Every couple of years this question comes up. At one time, I calculated the cost to asphalt the entire Katy at around $20 million, or about $85,000 per mile. That might be feasible for the very popular Eastern portion, but would be wasted in a lot of other areas. But there are major problems with paving. Here is what I wrote two years ago: The maintenance of an asphalted (or even oil-and-chip) trail the length of the Katy would be astronomical. Here in Illinois, on our wonderful paved trails, the tree roots are pushing up the asphalt in hundreds of places. They would not be noticed on a gravel trail because the gravel flows around them. But on these asphalt trails, they become teeth-chattering bumps and are dangerous. To repair these, the asphalt must be cut out with a saw and then patched, or at the very least, ground down. If you ride the Hennepin Canal Trail (105 miles), you will see the result of good intentions (paved surface) gone bad (no maintenance). It would have been much better to leave it in limestone gravel.

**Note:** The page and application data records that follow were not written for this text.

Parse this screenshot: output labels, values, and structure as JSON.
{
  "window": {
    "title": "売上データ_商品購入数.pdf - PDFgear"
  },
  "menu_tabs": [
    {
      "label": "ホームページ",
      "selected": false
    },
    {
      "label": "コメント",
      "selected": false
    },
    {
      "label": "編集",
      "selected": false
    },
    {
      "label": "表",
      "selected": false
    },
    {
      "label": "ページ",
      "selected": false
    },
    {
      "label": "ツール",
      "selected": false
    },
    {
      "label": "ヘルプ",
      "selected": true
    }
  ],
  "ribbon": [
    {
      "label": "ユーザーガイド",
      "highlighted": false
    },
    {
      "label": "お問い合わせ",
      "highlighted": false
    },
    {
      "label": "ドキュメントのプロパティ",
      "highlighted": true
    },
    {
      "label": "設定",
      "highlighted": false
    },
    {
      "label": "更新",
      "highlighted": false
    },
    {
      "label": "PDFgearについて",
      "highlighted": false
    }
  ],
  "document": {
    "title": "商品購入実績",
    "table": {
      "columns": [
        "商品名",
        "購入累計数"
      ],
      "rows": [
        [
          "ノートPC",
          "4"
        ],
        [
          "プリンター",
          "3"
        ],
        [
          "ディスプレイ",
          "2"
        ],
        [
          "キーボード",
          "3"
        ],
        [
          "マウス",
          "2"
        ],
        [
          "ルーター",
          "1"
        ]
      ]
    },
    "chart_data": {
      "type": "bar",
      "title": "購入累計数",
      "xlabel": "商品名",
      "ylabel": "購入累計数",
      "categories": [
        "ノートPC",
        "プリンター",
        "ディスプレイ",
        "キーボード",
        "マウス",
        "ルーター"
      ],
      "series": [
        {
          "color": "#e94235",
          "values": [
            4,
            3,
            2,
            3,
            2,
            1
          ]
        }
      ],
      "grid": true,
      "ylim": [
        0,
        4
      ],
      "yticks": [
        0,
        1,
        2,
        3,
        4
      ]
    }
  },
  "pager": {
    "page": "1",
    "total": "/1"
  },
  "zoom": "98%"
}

Michael from London on 10/6/2019 7:21:51 AM:
Just completed cycling Sedalia to Defiance on 1 October over 6 hot days; I'll post more when I get the chance. I am also against paving or tarmacing. I have cycled in France on tarmac trails and it's easier than gravel, of course. But it has to be maintained and after a while it starts to feel less trail and more road - loses some of the feeling of being off the beaten track. In UK we have some good shortish rail trails which have gravel like the the Katy or the Allegheny Passage. They make for good riding. We thought that the work to repair the Katy has been amazing. The trail surface still seems a bit rough (and that excludes the Coopers Landing to Hartsburg section which we avoided), but largely as you expect in autumn - twigs, walnuts, stones here and there, leaves starting to fall.

Bill in Houston from Houston on 10/6/2019 6:15:59 PM:
Maintenance on asphalt trails would be a lot more expensive. Plus, it would attract people going wayyyy too fast. Your road bike will probably fit some fatter tires that will make the gravel doable for you.

Jerry Whittle from Belleville Illinois on 10/7/2019 7:05:31 AM:
I like BikerBoy's answer. I ride on the same trails that he does over in Illinois and the cost of creating asphalt trails and maintaining them is huge. However there's an answer. It's a well know opinion in the cycling community that the optimum number of bikes is N+1 where N is the number of bikes that you have now. In other words, buy a bike that works better for the Katy Trail. A relatively cheap hybrid is a great bike for the Katy. If you want to go upscale, cyclocross or gravel bikes work very well. I went from a hybrid, to a touring bike (both with 700x32 tires, to now a gravel bike that has fat 650b x 47 tires. A dual suspension, knobby tired mountain bike is probably overkill, but still would work.